French President Emmanuel Macron has won a second term in office, beating his far-right opponent Marine Le Pen by a comfortable margin in the process.
Many, however, say that Macron’s decisive victory over Le Pen in the second round of France’s presidential election on April 24 is no surprise.
Opinion polls had been foretelling it for over a year. The leading polling institutes of the country estimated the final score of the outgoing president in a range of 54 to 57% of the vote.
And, when it came down to the final night, Macron made it through all the campaign’s twists and came out unscathed, with 58.8% of the vote.
The success continues the theme of the first round, when Macron finished 4.5 points and 1.6 million votes ahead of Le Pen, with Jean-Luc Mélenchon just barely being eliminated from the second round. Macron won nearly 22% of the vote, just a single percentage point behind the far-right candidate.
Re-election without shared power
Emmanuel Macron thus escapes the curse of the “punishment vote” against the incumbent president that led to the defeat of former French President Nicolas Sarkozy in 2012, and also contributed to François Hollande’s decision not to stand for re-election in 2017. Macron also becomes the first president of the Fifth Republic to be re-elected without having to share power.
A flawed tactic
The strategy worked, but only imperfectly. Indeed, the French political landscape is now structured around the three poles rather than two. Jean-Luc Mélenchon’s score was the first round’s biggest surprise, as was his capacity to bring together left-wing voters hostile to Macron’s liberalism. This was most overlooked by Macron himself, who concentrated on capturing the electorate of the traditional right.
During the two-week period between the two rounds, the question of what left-wing voters would – or wouldn’t – do was crucial, with the two finalists both seeking to attract those who voted for Jean-Luc Mélenchon. Marine Le Pen did so by insisting on her agenda’s “social” character, while seeking to minimise her party’s deep ties to Russia. Emmanuel Macron, meanwhile, declared that he would make the environment the top priority of his government.
A crumbling ‘Republican front’

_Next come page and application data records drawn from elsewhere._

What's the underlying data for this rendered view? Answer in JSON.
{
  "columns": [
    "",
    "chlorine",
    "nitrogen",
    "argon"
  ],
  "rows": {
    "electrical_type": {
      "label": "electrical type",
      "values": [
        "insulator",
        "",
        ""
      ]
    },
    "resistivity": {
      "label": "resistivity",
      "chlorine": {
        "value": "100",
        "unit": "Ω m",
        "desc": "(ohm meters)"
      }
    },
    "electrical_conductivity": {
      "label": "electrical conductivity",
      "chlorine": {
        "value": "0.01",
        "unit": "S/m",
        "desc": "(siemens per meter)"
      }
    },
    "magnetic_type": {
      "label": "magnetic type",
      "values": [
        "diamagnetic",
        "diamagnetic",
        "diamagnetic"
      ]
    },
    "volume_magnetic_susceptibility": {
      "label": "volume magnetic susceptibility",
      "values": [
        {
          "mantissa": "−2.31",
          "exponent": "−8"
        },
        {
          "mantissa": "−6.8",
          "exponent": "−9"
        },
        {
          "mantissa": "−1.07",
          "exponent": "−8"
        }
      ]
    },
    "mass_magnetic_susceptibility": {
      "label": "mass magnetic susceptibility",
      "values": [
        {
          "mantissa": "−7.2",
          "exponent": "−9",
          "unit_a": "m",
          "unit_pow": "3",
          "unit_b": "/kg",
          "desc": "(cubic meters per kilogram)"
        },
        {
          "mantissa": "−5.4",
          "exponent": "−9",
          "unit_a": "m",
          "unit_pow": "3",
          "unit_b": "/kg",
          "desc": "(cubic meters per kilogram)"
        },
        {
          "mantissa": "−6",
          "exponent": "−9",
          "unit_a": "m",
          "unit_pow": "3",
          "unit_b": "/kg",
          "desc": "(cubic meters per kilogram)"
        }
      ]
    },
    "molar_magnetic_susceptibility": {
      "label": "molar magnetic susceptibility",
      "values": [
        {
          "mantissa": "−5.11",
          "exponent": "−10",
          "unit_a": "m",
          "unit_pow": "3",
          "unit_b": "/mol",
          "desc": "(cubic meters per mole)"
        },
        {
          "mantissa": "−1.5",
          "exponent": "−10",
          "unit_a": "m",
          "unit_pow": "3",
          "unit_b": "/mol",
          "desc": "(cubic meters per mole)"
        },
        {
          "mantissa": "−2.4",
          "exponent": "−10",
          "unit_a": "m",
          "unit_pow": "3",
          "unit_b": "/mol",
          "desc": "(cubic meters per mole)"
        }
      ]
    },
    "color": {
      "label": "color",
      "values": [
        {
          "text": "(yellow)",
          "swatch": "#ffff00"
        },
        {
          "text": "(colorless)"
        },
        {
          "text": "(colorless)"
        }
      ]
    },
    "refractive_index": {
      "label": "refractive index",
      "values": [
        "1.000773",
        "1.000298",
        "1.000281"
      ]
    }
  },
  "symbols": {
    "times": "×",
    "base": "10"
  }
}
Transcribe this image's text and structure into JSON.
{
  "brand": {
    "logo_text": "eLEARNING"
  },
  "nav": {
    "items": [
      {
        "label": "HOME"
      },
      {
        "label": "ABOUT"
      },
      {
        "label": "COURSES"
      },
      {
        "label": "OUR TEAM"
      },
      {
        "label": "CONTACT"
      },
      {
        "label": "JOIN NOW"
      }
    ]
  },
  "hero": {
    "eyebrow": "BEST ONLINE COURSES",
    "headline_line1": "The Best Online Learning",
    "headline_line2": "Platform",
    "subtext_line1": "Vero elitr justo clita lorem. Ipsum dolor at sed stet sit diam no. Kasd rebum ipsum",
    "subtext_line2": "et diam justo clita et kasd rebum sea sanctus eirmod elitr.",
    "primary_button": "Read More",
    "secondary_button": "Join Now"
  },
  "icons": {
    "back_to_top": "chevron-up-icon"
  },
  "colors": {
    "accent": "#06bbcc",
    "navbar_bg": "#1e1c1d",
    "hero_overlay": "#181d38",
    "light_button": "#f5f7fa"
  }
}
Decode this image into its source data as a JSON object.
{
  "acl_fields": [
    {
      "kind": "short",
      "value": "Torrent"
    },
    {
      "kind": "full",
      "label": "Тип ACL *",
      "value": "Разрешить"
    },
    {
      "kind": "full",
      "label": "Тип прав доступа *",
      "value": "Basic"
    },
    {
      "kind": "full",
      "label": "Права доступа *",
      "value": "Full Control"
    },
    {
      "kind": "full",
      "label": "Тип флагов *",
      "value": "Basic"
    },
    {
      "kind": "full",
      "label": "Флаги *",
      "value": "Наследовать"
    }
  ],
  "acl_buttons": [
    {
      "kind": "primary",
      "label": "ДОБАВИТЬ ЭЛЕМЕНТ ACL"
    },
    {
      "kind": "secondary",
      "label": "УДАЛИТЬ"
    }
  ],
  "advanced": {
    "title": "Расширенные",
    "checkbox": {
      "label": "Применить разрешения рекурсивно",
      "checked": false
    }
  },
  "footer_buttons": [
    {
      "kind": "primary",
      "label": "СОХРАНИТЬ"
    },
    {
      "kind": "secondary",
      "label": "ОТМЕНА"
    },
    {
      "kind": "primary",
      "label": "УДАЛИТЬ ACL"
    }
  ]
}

The victory of Emmanuel Macron, while anticipated, should not mask the election’s two main lessons. First, the far right obtained a level never before reached in France, thanks to its ability to bring together a heterogeneous, predominantly working-class electorate. Second, the country’s political landscape, now structured around three polls, is out of step with a voting system adapted to two dominant parties. These two issues make the outcome of France’s upcoming legislative elections, which will take place in June, all the more uncertain.